Go over the lines below, and when one contains the word "mention", copy it.

=== Section Start ===

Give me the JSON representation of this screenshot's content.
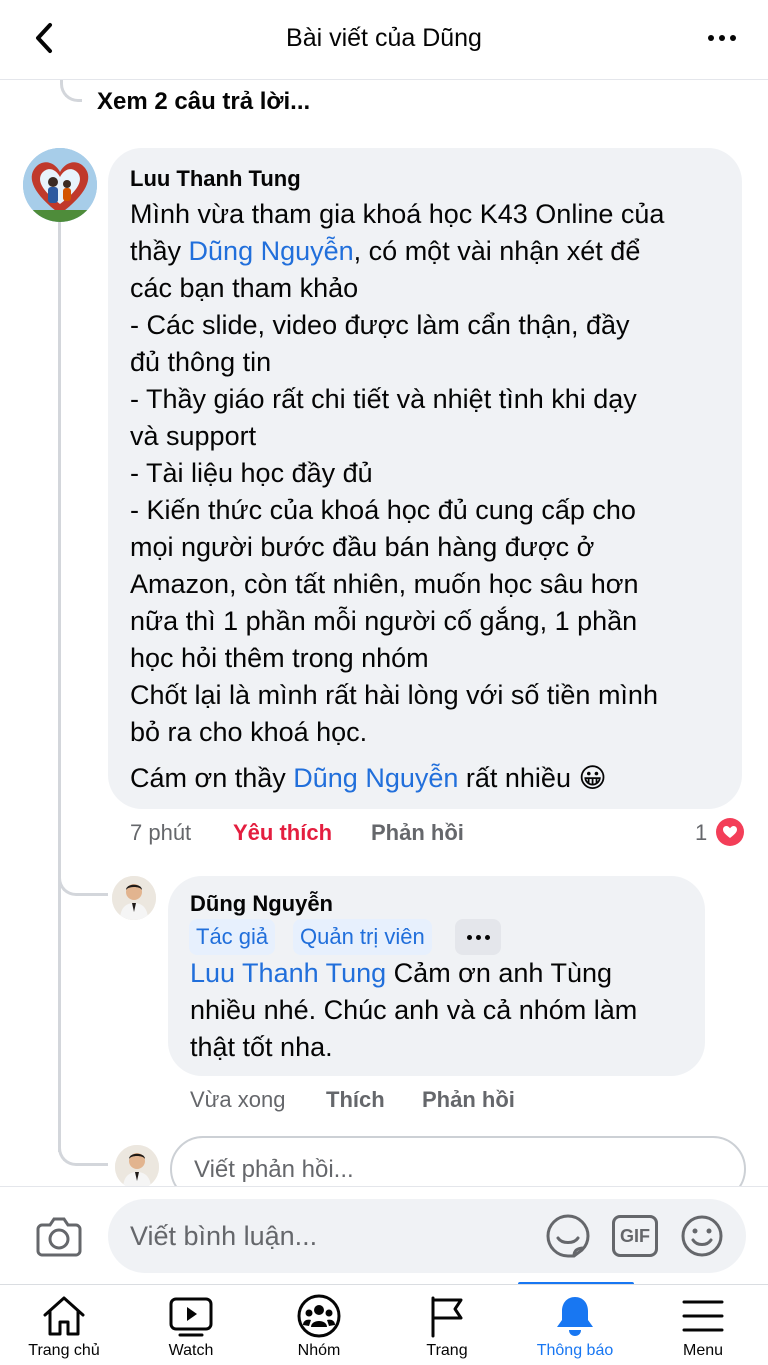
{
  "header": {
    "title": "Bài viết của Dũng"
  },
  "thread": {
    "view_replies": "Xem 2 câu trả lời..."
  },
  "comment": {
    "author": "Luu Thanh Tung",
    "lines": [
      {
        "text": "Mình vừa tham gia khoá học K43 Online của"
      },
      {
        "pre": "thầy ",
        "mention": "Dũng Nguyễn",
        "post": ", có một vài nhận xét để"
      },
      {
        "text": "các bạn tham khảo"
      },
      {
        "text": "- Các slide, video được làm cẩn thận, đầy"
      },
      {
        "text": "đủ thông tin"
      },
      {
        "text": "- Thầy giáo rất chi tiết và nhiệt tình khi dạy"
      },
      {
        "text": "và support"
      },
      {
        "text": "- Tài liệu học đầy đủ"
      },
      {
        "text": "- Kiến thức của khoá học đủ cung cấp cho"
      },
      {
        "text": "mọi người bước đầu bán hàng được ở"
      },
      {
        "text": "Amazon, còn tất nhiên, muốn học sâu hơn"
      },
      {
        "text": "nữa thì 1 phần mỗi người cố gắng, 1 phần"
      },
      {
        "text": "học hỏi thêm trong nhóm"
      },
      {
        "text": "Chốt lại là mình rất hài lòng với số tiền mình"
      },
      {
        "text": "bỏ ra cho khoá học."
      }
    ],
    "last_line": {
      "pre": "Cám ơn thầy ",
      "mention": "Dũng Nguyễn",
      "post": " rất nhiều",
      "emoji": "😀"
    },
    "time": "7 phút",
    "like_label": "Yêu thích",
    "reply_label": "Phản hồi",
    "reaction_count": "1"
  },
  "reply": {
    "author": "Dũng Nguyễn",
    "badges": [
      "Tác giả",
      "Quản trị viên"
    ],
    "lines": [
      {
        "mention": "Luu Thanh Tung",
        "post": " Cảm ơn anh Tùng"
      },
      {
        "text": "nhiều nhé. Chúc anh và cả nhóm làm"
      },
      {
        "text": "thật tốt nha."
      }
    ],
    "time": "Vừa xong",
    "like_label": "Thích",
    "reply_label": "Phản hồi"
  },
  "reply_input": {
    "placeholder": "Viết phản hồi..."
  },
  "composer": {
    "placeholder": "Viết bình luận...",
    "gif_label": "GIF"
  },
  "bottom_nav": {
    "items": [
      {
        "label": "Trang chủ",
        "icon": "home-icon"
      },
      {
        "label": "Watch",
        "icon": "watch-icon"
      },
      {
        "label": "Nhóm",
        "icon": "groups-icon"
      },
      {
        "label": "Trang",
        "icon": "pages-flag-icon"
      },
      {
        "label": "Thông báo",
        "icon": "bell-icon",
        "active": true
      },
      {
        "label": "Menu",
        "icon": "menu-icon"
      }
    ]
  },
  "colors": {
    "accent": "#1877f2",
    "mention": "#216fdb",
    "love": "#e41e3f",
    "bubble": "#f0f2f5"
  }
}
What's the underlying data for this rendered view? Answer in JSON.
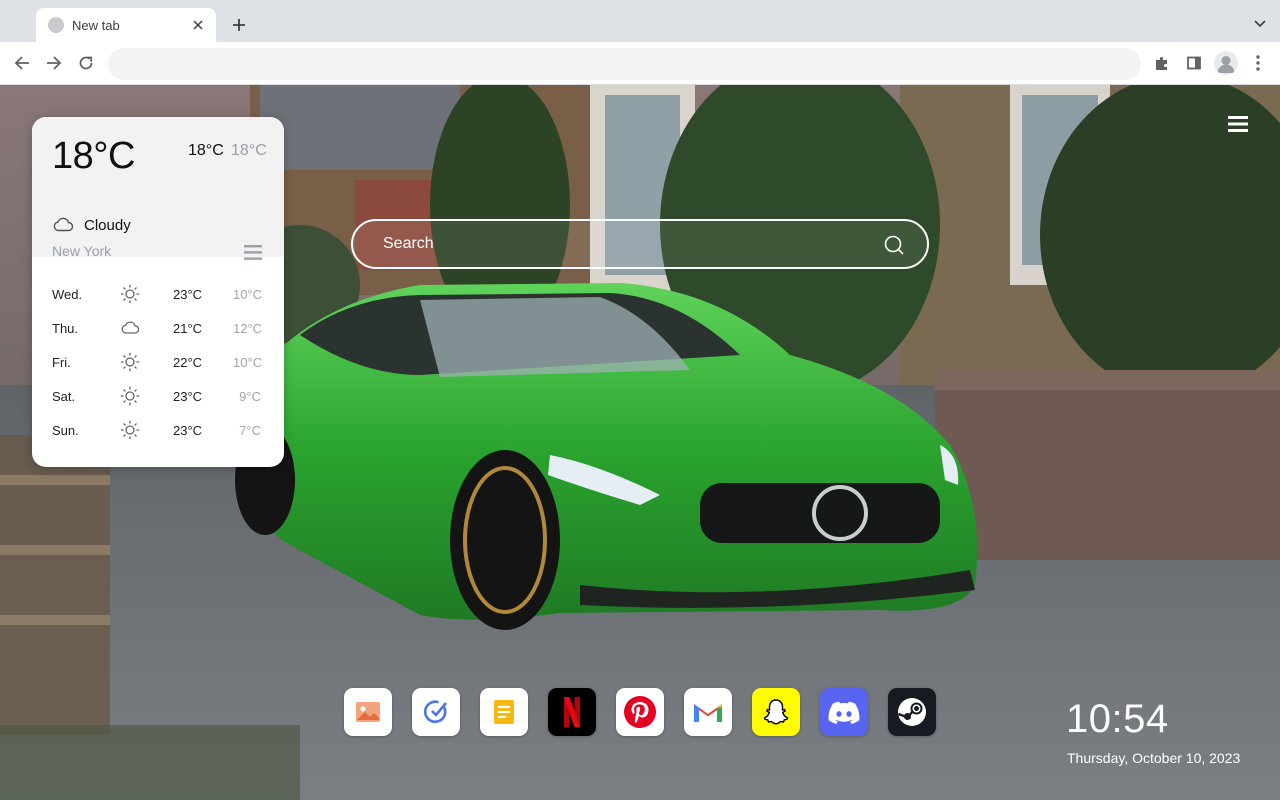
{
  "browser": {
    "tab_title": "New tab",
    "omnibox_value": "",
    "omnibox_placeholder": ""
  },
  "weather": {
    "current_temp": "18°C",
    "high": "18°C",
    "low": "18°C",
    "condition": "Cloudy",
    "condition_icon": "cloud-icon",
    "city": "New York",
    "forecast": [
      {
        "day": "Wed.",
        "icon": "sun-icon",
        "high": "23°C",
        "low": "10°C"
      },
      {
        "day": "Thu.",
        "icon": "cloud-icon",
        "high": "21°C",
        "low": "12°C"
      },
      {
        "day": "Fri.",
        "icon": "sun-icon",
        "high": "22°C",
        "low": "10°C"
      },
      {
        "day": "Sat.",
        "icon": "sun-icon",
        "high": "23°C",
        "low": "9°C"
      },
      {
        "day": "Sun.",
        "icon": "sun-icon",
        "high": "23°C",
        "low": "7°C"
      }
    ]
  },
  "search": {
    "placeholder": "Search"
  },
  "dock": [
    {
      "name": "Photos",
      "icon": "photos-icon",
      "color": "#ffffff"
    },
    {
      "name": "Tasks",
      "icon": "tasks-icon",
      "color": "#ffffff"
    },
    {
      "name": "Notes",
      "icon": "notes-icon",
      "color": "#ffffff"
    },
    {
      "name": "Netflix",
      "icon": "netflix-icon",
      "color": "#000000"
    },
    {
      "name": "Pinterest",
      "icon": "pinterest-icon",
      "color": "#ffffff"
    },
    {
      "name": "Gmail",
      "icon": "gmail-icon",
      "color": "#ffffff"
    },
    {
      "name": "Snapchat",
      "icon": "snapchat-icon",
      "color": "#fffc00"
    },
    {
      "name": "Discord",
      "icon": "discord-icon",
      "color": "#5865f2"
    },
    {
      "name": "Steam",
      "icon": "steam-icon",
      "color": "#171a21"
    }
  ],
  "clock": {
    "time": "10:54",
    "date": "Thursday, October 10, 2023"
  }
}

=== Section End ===
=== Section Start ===

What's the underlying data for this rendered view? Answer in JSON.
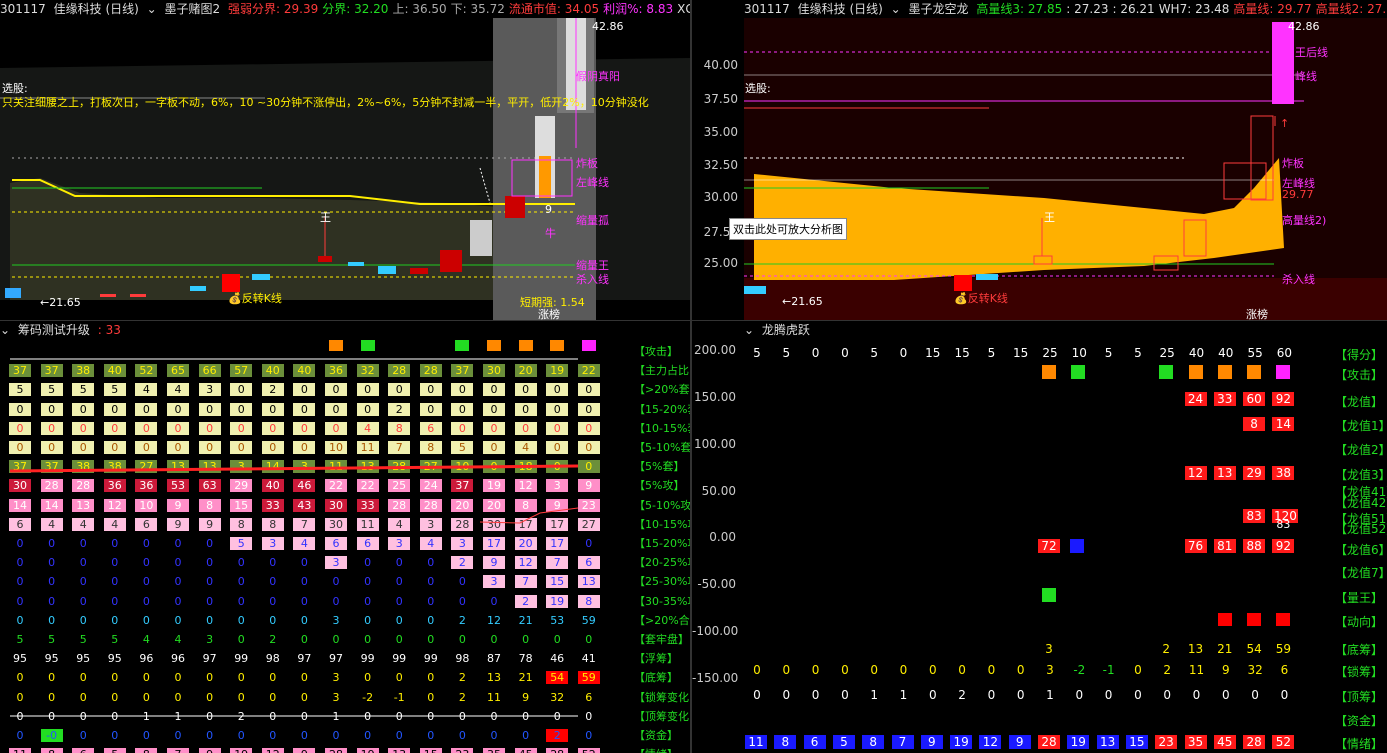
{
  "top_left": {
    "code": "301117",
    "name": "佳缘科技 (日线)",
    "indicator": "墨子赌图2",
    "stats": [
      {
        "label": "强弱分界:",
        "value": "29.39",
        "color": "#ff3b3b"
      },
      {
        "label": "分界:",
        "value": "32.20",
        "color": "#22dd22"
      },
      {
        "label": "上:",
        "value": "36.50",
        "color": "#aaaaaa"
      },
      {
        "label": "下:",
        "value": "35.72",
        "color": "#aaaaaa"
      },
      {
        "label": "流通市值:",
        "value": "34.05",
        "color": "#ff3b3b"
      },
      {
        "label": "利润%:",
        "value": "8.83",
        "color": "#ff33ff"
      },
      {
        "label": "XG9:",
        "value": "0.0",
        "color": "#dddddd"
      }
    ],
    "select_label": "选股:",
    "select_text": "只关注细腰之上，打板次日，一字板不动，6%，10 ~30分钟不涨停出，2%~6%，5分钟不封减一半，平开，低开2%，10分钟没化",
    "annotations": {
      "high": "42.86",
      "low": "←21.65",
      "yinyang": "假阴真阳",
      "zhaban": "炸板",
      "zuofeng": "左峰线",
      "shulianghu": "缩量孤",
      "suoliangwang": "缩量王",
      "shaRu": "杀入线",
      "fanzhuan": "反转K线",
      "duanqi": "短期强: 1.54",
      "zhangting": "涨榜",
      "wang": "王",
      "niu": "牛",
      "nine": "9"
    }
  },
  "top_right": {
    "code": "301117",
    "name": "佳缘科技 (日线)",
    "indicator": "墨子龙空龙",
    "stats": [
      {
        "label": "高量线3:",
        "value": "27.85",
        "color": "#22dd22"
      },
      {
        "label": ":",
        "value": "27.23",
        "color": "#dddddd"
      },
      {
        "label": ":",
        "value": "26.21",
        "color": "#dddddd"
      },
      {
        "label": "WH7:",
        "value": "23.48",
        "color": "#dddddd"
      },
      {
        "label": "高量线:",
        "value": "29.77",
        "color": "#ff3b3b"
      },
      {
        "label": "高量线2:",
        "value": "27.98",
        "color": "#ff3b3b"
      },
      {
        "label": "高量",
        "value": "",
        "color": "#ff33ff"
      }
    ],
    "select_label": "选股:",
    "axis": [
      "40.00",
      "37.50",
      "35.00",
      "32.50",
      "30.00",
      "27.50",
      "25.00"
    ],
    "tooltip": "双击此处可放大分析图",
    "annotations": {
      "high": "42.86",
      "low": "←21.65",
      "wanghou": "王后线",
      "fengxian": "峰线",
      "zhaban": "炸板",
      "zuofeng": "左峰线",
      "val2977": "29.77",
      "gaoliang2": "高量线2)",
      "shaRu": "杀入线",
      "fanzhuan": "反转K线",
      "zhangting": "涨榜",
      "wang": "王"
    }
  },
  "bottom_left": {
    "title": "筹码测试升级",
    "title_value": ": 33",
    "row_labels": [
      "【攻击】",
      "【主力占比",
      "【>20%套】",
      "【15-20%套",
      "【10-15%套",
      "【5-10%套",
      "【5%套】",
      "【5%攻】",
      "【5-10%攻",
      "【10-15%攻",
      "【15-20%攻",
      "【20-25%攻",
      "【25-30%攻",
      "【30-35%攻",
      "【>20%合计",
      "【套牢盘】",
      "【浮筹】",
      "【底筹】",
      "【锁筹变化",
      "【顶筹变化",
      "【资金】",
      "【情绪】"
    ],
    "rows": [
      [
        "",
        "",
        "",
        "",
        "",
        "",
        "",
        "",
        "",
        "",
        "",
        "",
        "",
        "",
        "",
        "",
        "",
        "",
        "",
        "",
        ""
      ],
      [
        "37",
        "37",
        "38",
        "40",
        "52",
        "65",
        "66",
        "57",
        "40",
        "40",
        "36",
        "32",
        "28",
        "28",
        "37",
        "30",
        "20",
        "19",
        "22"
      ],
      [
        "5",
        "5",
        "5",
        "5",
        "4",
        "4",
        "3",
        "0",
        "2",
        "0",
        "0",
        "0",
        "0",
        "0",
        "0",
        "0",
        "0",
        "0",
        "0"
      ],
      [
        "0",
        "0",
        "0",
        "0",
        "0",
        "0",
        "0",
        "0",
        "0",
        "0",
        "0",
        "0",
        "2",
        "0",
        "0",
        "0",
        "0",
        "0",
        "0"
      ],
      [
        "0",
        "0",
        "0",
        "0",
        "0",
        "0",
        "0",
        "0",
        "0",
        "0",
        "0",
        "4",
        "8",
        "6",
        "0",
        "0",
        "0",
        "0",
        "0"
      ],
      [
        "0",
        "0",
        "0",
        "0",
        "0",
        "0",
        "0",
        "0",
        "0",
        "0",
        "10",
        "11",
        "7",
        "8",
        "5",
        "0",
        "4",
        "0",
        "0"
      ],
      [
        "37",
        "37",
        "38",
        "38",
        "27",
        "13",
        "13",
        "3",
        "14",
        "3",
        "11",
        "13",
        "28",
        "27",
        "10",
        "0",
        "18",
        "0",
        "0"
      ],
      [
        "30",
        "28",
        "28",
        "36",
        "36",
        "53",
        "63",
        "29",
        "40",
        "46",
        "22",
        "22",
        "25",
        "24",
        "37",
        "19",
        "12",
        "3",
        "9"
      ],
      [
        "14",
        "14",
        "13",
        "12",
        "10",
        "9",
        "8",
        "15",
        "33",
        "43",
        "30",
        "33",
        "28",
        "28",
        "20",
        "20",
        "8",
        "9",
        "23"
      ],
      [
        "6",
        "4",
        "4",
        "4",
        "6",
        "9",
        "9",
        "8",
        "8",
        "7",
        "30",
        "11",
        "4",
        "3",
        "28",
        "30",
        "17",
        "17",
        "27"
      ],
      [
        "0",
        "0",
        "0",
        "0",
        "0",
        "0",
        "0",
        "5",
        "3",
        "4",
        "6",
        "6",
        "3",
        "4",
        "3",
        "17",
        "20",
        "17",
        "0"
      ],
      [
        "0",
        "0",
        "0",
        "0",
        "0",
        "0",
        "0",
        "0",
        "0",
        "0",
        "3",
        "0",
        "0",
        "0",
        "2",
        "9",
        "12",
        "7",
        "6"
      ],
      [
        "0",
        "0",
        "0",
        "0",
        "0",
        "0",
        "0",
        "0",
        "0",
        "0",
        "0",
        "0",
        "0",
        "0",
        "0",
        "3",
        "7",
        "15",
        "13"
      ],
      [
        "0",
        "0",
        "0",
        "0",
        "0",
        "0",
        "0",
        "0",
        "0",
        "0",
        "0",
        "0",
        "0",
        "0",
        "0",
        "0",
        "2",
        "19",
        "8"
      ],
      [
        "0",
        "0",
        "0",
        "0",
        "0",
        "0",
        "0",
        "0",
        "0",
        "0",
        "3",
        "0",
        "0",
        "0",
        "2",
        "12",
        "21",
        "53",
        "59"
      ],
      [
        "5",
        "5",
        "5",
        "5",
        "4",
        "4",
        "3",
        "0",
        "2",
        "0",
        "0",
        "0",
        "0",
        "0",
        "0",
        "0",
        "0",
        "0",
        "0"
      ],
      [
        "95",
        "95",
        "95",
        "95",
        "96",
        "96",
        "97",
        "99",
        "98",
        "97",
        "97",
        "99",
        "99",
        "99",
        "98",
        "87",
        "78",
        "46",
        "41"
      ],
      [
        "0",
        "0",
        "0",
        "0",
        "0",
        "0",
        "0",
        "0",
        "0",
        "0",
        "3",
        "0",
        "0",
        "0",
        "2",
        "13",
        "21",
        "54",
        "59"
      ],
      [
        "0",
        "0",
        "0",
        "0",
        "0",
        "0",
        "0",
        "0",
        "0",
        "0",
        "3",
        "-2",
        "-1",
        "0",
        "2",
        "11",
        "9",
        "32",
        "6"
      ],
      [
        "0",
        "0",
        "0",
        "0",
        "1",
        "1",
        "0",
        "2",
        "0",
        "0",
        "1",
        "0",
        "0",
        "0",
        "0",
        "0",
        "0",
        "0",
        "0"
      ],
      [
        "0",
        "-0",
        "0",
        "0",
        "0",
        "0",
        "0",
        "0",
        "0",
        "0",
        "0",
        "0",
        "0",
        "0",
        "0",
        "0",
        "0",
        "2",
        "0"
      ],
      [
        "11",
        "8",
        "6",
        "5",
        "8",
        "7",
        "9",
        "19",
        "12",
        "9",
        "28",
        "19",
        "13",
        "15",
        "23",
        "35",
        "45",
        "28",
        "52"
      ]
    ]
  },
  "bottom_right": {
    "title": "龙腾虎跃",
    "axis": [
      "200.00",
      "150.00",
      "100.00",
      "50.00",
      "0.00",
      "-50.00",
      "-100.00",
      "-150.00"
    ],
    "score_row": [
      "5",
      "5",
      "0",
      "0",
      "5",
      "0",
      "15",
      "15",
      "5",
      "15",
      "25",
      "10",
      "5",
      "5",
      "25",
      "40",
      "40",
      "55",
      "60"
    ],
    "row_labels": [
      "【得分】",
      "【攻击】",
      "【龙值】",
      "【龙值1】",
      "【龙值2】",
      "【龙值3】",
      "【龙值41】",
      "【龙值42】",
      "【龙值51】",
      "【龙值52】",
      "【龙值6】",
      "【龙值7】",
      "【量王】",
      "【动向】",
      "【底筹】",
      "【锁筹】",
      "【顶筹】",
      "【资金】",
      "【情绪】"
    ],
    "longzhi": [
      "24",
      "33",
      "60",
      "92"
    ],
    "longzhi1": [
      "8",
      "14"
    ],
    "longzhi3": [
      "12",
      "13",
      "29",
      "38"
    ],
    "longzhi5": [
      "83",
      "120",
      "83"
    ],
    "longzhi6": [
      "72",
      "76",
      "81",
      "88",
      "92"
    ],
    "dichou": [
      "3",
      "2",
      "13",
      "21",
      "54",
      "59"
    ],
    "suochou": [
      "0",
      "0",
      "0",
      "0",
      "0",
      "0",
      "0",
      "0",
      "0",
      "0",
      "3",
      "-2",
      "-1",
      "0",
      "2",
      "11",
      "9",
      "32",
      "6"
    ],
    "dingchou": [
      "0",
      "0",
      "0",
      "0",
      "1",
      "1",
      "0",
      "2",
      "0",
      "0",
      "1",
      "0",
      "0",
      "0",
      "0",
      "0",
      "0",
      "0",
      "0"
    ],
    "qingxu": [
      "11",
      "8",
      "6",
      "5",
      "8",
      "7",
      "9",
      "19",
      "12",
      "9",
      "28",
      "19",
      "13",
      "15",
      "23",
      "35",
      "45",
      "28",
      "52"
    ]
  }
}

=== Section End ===

**Exercise response:**
        "mention": "Dũng Nguyễn",
      "mention": "Dũng Nguyễn",
        "mention": "Luu Thanh Tung",
    "mention": "#216fdb",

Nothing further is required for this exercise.